“Ai Weiwei: Making Sense” is the first exhibition dedicated to Ai’s focus on design and architecture specifically and opens April 7th at the Design Museum.
Sotheby’s has paused its latest NFT auction, “Natively Digital: Glitch-ism”, after one of the artists included withdrew his work in protest of the lack of diversity in the sale. The auction, originally scheduled for bidding between March 24th–31st, was to bring together leading glitch artists, whose work celebrates the aesthetics of distortion and pixelation. Two days into bidding, however, Patrick Amadon withdrew his work citing the sale’s lack of female-identifying artists after being tagged in a tweet by artist Oona who highlighted this issue.
“The all-male glitch art show promoted by Sotheby’s is yet another example of the existing disparity in the art world,” Oona told Artnet News. “Non-male artwork is consistently undervalued and underrepresented. If we don’t acknowledge and address this problem, it will only continue to worsen.” Dawnia Darkstone, a prominent glitch artist, has also called attention to the fact that the show’s curator Davis Brown had asked to provide analysis of the glitch art scene but denied compensation and inclusion in the show. Additionally, Rosa Menkman, a Dutch art theorist and glitch art creator, had work that was used without permission, in the show’s promotional material.
In response to pressure, Sotheby’s has pledged to “redress the imbalance in representation within the sale, and will restart with a more equitable and diverse group of artists at a later date.” No official date has been announced for the sale as of yet.
Oona importantly notes that, “For far too long, the link between financial worth and artistic merit has been inextricably tied to our cultural understanding of art…This isn’t about having all-female shows or tokenism. It’s about achieving real parity in pay and vision. It’s time for women and non-male artists to be given an equal platform to showcase their talents.”
The Vatican’s Parthenon Marble fragments have officially entered the collection of the Acropolis Museum in Athens, Greece after a repatriation ceremony on March 24th. The three fragments were carved approximately 2,500 years ago and originally adorned the 525-foot frieze on the Parthenon atop the Acropolis in Athens. The highly contested and famous marble pieces were taken between 1801 and 1812, when Thomas Bruce, known as Lord Elgin, removed about half of the sculptures from the site and sold them to the British Museum in London. Though he claimed to have permission from Ottoman officials, the Greek government has been formally calling for their return since 1983 claiming that the works were in fact looted.

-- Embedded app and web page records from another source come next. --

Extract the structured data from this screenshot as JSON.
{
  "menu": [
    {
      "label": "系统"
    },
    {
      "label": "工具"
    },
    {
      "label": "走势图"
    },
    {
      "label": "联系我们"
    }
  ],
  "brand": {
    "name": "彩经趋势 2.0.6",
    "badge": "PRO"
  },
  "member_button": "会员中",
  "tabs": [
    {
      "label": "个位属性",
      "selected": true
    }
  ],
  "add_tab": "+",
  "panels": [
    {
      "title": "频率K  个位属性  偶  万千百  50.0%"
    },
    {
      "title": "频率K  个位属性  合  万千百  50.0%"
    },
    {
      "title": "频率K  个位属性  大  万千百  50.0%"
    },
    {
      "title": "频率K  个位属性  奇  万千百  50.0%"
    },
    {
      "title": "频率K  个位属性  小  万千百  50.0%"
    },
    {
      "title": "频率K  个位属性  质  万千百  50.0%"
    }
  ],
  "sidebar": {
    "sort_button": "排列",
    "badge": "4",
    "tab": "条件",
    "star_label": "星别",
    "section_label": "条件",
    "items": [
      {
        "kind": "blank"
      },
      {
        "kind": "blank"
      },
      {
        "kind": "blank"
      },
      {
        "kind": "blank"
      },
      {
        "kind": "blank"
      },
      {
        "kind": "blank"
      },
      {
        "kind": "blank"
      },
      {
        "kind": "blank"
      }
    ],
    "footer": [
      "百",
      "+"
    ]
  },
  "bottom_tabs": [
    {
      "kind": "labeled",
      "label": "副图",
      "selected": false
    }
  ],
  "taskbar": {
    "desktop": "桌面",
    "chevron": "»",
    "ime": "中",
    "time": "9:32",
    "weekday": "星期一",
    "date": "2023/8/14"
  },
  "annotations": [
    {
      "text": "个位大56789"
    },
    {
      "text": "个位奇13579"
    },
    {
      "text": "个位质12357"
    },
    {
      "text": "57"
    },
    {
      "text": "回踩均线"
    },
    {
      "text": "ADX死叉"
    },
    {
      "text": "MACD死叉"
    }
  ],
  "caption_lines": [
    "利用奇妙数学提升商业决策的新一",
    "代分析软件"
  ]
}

Pope Francis has originally discussed returning the fragments that were in the Vatican collection in 2021, however their return was not officially announced until December 2022. The repatriation agreement was finalized earlier in March of this year. The Vatican said that returning the marbles was a “donation” to Greece’s Orthodox Church and a “gesture of friendship.”
“Initiatives like these show the way, how the pieces of the Parthenon can be reunited, healing the wounds caused by barbaric hands so many years ago,” Greek culture minister Lina Mendoni said at the ceremony. “This takes us to the just and moral demand of the entire Greek people, and of this government and its prime minister, for the final return of all the sculptures of the Parthenon.”